__Directions__
Each line of the data below that carries the word "Today" needs to be copied.
-=-=-
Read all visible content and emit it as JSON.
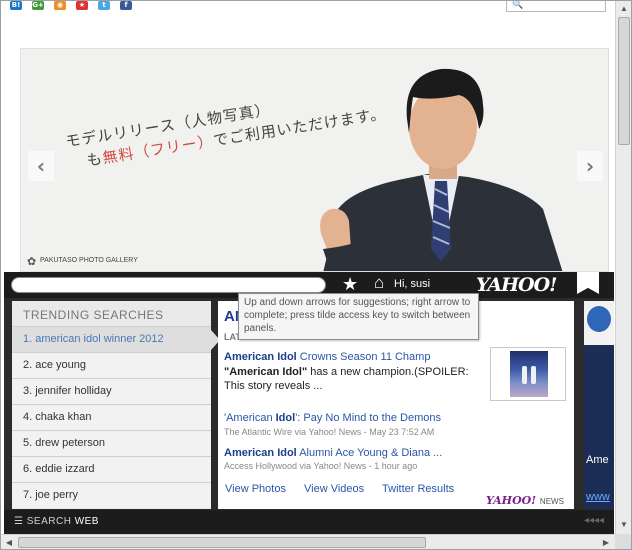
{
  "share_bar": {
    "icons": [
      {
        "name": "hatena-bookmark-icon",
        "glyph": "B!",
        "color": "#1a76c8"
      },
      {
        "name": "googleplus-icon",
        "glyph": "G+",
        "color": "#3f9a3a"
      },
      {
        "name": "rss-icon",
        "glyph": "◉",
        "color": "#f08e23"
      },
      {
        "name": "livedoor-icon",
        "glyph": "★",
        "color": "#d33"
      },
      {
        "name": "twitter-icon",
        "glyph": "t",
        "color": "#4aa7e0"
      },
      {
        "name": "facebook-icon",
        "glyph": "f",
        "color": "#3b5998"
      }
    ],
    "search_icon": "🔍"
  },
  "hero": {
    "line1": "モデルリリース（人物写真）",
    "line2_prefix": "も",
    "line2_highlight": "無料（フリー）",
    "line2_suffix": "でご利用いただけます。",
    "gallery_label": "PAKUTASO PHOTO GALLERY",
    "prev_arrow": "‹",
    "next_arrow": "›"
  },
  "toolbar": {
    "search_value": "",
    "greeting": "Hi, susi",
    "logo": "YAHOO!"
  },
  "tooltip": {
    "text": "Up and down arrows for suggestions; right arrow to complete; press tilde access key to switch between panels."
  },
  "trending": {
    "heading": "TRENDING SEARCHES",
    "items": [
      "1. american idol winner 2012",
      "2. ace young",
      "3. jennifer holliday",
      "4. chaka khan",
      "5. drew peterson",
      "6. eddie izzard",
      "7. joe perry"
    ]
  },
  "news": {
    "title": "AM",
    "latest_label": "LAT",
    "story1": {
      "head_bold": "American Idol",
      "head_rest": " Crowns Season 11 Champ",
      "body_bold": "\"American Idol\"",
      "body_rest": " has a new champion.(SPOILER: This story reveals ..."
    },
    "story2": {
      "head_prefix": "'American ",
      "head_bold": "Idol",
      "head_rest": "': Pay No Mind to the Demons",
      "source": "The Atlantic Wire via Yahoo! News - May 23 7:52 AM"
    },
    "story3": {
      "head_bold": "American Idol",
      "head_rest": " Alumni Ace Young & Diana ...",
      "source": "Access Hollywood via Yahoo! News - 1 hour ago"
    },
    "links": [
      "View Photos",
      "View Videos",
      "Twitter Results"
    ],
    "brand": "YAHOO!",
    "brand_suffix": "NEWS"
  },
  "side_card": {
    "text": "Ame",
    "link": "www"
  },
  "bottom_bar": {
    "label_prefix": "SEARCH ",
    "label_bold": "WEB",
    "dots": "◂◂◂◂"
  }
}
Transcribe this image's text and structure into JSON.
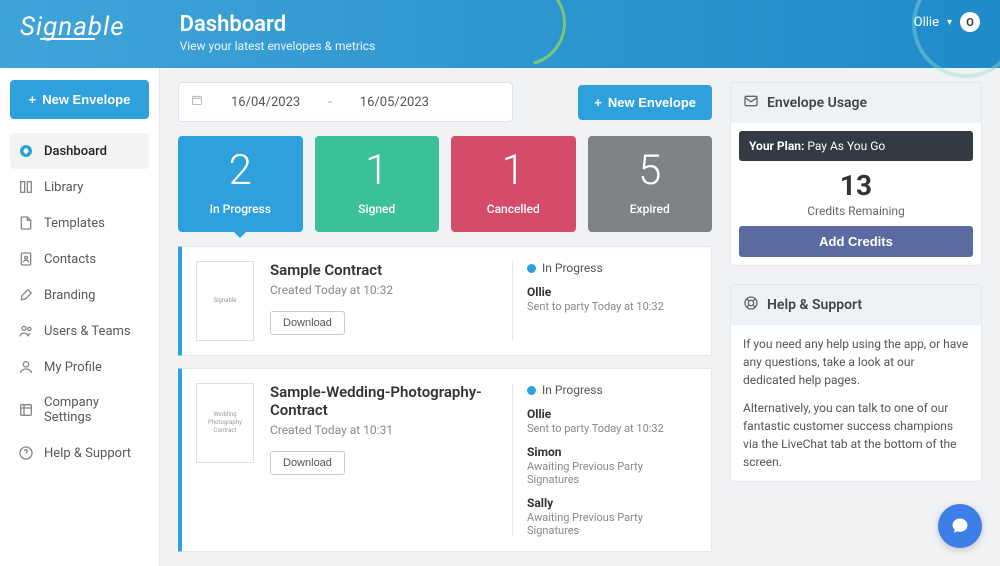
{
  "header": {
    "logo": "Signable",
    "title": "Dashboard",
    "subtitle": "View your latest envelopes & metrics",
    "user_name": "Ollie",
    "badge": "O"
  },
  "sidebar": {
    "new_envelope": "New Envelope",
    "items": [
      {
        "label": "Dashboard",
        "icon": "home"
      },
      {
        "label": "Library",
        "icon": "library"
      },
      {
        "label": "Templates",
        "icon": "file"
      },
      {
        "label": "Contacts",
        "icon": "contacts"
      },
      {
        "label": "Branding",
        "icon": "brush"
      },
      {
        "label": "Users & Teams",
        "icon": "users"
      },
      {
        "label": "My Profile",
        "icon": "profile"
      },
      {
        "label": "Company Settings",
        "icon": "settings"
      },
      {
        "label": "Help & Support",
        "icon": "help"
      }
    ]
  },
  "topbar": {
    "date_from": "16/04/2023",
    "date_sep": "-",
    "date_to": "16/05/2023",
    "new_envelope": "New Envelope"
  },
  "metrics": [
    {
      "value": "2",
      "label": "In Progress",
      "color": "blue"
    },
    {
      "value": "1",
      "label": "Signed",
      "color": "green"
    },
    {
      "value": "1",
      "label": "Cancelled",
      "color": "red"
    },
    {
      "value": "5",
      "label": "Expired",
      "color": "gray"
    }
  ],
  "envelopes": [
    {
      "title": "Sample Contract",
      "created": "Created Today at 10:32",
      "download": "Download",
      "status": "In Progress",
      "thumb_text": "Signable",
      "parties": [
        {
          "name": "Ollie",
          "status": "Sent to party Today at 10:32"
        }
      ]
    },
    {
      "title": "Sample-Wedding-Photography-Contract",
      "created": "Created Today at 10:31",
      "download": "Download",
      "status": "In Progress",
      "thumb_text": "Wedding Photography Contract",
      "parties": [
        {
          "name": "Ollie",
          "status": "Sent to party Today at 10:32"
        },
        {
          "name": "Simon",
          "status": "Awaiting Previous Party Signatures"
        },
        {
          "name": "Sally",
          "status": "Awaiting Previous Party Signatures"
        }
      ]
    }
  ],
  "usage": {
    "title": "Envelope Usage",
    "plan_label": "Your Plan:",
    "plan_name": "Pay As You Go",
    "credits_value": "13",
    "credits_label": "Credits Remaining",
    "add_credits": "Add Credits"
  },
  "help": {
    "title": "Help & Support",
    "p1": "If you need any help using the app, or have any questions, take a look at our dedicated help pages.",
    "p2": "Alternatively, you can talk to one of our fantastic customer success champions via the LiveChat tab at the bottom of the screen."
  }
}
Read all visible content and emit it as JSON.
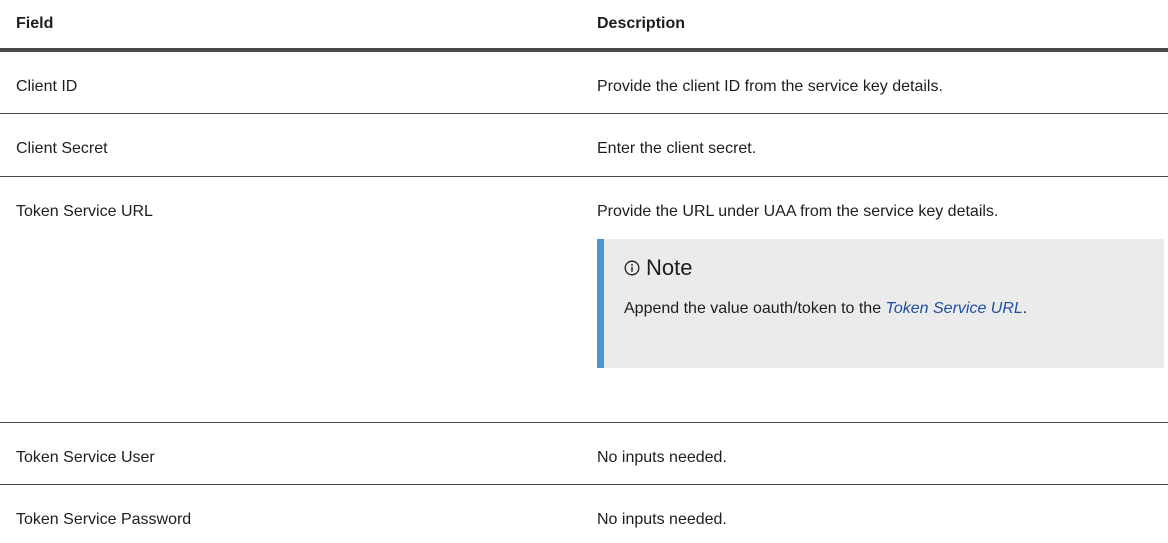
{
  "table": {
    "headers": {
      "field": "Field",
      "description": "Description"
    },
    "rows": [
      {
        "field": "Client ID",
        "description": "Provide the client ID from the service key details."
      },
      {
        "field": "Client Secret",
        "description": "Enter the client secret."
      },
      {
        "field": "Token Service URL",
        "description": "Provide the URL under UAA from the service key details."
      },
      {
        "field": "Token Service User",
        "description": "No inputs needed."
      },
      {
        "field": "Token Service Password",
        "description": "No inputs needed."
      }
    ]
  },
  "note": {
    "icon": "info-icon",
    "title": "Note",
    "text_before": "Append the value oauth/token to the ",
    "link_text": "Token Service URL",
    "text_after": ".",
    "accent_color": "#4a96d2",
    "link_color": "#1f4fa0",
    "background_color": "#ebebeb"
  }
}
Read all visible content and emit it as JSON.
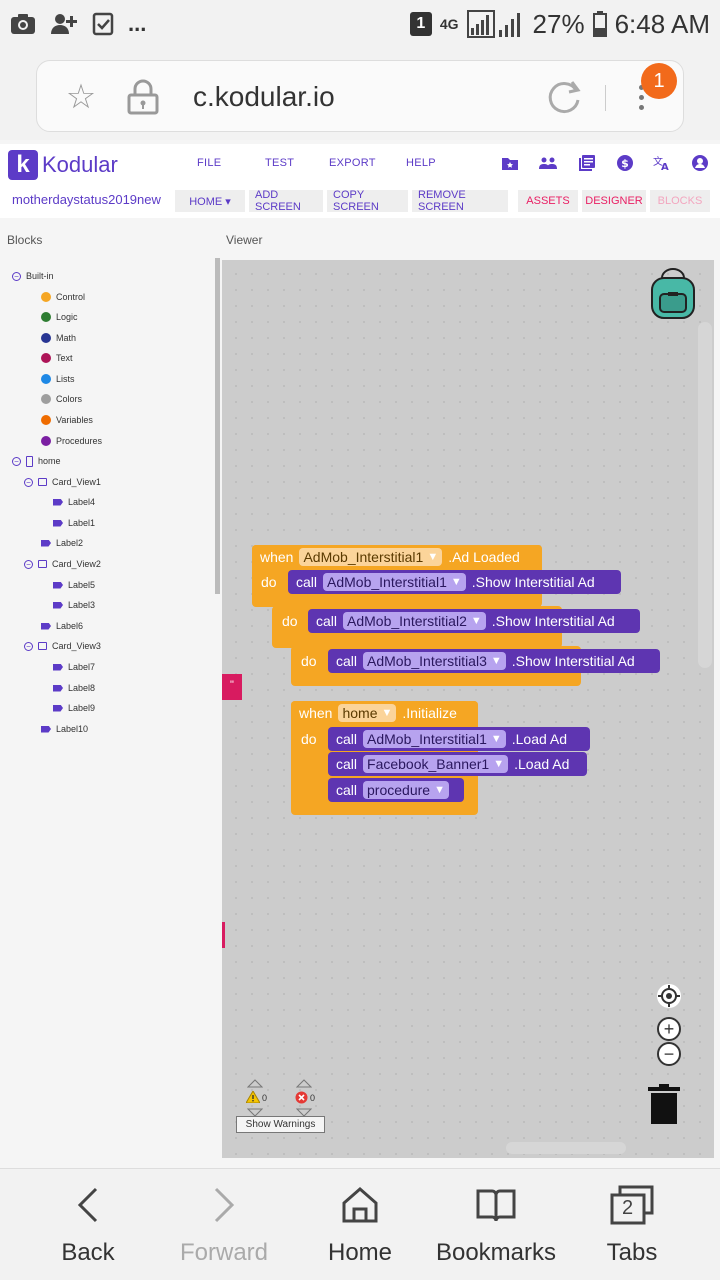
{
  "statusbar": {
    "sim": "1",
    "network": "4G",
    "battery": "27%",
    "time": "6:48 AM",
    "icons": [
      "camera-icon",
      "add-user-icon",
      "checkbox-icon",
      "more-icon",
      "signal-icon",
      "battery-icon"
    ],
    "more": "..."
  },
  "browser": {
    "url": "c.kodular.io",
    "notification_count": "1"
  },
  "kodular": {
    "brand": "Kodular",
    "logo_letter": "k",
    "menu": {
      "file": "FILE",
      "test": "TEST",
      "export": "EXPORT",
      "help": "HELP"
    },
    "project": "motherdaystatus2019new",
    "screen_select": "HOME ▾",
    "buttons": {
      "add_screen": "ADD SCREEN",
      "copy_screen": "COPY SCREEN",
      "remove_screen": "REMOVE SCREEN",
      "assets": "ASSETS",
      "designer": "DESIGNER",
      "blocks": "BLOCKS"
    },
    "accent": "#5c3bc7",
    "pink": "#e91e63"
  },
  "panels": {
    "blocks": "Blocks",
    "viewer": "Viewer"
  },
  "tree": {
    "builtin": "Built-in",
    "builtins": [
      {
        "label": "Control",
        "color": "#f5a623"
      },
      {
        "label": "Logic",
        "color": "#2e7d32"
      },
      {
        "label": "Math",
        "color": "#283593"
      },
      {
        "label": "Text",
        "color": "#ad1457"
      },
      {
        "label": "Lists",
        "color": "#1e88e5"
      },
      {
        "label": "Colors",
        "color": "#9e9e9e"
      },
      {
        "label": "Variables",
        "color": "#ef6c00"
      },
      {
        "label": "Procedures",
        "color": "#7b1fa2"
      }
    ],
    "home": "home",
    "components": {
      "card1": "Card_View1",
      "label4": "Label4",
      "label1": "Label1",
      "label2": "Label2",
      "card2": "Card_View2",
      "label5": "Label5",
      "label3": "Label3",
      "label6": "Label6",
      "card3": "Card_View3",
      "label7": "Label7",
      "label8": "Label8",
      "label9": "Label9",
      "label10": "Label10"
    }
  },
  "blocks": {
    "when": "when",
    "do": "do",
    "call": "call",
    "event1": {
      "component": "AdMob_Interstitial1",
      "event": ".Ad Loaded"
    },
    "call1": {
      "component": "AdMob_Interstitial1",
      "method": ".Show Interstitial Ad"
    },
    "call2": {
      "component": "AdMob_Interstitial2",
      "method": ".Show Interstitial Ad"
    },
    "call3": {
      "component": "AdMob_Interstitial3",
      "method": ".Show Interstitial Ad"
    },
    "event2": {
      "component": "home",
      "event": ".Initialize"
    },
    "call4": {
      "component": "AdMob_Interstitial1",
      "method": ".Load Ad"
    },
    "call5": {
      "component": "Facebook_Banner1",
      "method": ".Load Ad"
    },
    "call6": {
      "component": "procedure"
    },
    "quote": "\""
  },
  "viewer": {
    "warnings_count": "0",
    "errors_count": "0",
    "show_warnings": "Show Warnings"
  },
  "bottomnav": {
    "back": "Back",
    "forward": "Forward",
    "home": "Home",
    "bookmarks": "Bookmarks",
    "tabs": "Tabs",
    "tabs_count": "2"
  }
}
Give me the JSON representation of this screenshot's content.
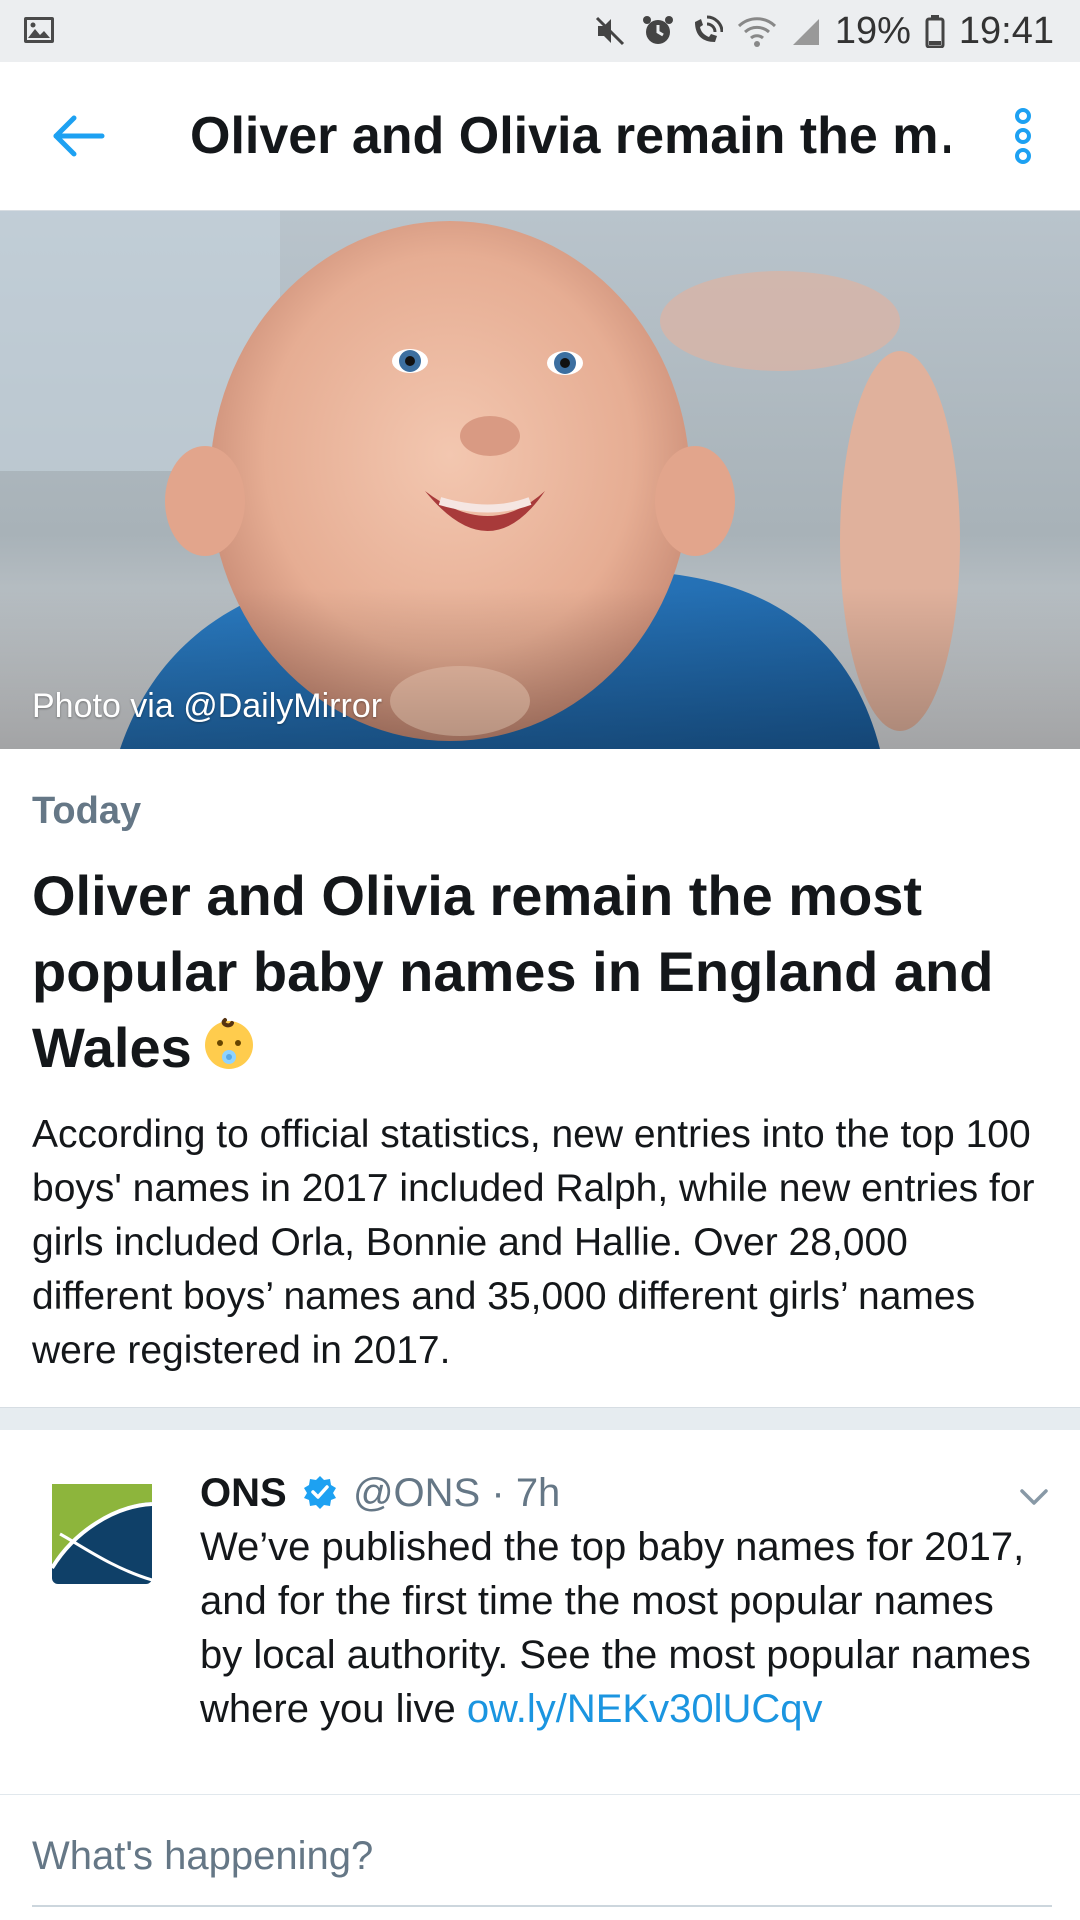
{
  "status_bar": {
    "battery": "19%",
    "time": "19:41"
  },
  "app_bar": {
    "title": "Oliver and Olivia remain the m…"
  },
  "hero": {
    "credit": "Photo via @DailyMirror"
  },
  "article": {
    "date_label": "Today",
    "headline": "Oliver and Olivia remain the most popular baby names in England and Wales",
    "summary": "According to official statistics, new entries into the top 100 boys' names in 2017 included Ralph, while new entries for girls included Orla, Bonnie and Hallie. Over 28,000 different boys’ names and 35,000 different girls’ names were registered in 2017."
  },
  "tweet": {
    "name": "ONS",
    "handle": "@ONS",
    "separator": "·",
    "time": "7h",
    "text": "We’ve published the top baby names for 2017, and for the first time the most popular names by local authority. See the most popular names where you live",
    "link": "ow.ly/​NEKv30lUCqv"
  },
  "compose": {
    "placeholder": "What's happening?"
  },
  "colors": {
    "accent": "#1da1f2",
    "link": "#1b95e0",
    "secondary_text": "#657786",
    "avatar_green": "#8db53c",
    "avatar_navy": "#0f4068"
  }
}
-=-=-
__Expected answer__
      "created": "Created Today at 10:32",
          "status": "Sent to party Today at 10:32"
      "created": "Created Today at 10:31",
          "status": "Sent to party Today at 10:32"
    "date_label": "Today",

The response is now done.